Global Holidays at Home: Thankful for Korean Chuseok
In America, we know Thanksgiving as a time for turkey, football, family, and the annual screening of It’s a Wonderful Life. But this American-rooted holiday isn’t celebrated in many countries around the world. One country that has its own tradition of giving thanks for the harvest is Korea. Today, the holiday is known as Chuseok and lasts for a three-day weekend including the “pre” and “post” days.
As with most Asian holidays, the date of Chuseok changes according to the lunar calendar. It’s always on the 15th day of the eighth lunar month, which is usually sometime in September. This year, Chuseok runs from October 4–6, 2017.
Ancient Origins and Rituals
The original name of the holiday, “hangawi,” means “the great middle” and refers to the festival’s date in the middle of autumn.
Like many holidays around the world, the origins of Chuseok are disputed. Was it originally celebrated to give thanks for the harvest, as mandated by ancient religious codes? Or was it a festival in honor of the ruler of ancient Korea after winning a great victory over an enemy? We might never know, but for now it seems like the “giving thanks” aspect remains central.
Sitting down with family to eat the bounty of the harvest is the holiday’s oldest tradition, but it’s also a time to give thanks for family members who are no longer with us. Koreans attend memorial services for ancestors and visit ancestral graves on this auspicious day before settling down to a nice meal and giving gifts to family, friends, acquaintances, and colleagues.
Stylish Duds and Studs
Traditional clothes and games are a big part of the Chuseok holiday. The chuseokbim is a term for new clothes prepared especially for the holiday. Your kids can pick out a special outfit to set aside for the special day, or wear a variation on a traditional Korean hanbok, an A-line dress with a short, wide-sleeved cardigan.

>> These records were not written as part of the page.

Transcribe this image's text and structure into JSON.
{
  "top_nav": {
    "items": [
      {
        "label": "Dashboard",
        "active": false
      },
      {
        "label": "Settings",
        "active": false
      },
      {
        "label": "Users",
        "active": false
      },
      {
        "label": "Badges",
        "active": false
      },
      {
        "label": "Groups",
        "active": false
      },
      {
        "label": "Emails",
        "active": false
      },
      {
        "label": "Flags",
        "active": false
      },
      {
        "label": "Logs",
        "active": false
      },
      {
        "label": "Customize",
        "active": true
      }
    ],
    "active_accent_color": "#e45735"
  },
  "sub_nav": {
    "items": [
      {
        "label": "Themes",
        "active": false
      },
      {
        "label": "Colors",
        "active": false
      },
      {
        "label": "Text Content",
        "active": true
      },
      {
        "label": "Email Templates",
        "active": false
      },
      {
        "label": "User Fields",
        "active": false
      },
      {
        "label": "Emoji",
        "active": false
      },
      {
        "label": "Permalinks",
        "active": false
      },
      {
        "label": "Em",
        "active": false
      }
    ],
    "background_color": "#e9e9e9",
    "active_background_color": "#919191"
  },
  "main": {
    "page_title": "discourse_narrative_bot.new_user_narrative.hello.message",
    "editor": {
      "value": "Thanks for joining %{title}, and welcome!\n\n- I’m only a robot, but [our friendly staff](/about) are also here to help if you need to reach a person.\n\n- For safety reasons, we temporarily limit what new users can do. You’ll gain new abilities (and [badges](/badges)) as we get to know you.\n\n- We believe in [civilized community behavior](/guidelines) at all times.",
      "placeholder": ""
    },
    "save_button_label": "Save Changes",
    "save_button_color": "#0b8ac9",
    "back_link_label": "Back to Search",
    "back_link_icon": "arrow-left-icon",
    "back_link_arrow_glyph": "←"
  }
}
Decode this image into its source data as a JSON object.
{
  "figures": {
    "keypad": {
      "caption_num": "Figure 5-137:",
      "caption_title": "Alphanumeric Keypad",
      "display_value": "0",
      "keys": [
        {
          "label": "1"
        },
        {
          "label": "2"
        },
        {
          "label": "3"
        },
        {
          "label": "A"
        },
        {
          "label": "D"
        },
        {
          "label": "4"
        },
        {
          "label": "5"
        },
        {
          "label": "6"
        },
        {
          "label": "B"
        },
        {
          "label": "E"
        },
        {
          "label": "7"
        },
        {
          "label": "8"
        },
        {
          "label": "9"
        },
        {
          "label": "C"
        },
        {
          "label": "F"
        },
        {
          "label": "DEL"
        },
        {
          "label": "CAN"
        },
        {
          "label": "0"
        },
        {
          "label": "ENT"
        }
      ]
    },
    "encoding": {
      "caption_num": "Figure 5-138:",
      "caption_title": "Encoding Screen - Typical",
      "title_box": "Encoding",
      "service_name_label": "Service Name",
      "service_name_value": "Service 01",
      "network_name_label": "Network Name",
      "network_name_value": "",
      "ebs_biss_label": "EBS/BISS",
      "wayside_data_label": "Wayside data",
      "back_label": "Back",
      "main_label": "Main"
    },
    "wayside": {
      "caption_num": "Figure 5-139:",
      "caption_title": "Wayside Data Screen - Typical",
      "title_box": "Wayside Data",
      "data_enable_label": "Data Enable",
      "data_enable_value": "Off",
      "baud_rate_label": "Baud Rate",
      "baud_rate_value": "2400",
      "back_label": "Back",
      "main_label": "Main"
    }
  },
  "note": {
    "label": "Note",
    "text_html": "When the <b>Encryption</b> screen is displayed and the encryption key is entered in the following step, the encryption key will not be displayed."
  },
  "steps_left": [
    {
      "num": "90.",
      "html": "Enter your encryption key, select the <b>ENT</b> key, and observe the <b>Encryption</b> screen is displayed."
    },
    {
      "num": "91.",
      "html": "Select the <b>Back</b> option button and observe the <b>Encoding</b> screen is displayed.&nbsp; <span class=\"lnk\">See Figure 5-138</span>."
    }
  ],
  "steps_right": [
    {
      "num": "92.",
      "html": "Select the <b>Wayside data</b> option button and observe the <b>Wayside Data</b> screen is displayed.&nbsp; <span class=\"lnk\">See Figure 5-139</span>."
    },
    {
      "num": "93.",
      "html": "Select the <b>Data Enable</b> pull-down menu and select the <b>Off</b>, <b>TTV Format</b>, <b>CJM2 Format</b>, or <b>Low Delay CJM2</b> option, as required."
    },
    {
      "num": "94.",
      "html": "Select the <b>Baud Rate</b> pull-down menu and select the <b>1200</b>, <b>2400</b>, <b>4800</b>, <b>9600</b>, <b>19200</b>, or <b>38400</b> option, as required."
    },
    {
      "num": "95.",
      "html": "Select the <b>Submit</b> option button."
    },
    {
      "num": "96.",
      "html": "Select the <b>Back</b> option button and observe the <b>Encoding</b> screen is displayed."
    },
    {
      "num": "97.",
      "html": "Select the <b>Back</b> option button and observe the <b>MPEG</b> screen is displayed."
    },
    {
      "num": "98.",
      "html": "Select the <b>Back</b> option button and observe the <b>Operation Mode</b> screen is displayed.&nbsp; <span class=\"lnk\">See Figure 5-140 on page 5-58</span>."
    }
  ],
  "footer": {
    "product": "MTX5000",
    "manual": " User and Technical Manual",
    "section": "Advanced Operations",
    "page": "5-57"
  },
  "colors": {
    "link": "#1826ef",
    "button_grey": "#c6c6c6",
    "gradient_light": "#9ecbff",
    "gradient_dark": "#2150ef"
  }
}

Make your kids their own hanboks out of paper. Tape two pieces of paper together, leaving a hole in the center for your child’s head. Tape in the sides to create arms, and let the bottom of the paper flair out. Create a wide-sleeved cape of another bright color with a new sheet – or two – of paper. The tissue paper should give your child a feel for the stiff bulkiness of the ancient party clothes, making her thankful for the ease of modern fashion!
Food at the Forefront
Get your kids into the spirit of Chuseok by giving the traditional Korean gift of food. Kids can give their teachers and classmates something for the festival and write a little note of gratitude to go with it. Typically, Koreans will give food as a gift, which is especially apropos for the harvest tradition. Apples and fresh harvest veggies would be a nice surprise for anyone. Get a little more Korean by giving the ever-popular gift of Spam.
Teach your kids how to make the most common Chuseok dish, songpyeon. In Korea, this dish is made on the day before Chuseok, and it’s a family affair. So get the whole team involved!
Mix the rice powder dough and divide it into small sections, the size of ping pong balls. Work a drop of food coloring into each ball for vibrant colors. Each family member can choose a filling and make several balls with it. Typically, Koreans use red bean paste, sesame seeds, or chestnuts. You can also try applesauce, peanut butter, or jam if you want to tone down the exoticism.
Then, when the filling is covered in dough, roll the ball between your palms to make it as flat and smooth as possible. Then, steam the balls in water with pine needles and enjoy the fragrant, delicious flavor of songpyeon!
Cook up some Spam for the Korean-American version, or go straight to the source for some typical Korean fare. Japchae, a dish made with thin, sweet potato glass noodles smothered in sesame oil and sauteed with vegetables (and sometimes meat), is festive and delicious. For a meatier main dish, make marinated Korean beef, called bulgogi.
Since rice is a big part of the Korean diet and a staple of the harvest season, get creative with rice dishes and try something new. Fruit is also a large part of the holiday. Try to use whatever is in season to preserve the “harvest” aspect of the holiday. It might be apples, Asian pears, or grapes.
Family over Everything
Family is the other staple of the Korean diet: Without family members to nourish each other, who would survive? Invite your relatives for a Chuseok feast, or – at the very least – call them on the phone. You can also tell stories or share memories of family members who have passed away. A family visit to Grandma’s grave also wouldn’t be out of place.
Play the “thanks game” and have each of your children go around the table and tell each of the family members gathered why they’re thankful for them. It’s a great exercise in appreciation, and something the older relatives always love. Of course, when the kids are finished, it’s time for parents, aunts, and uncles to join in.
Will you celebrate Korean Chuseok this year? What part are you most excited about? Share with us!Tags : celebrations holidays from around the world, global citizen chuseok korean holidays asian holidays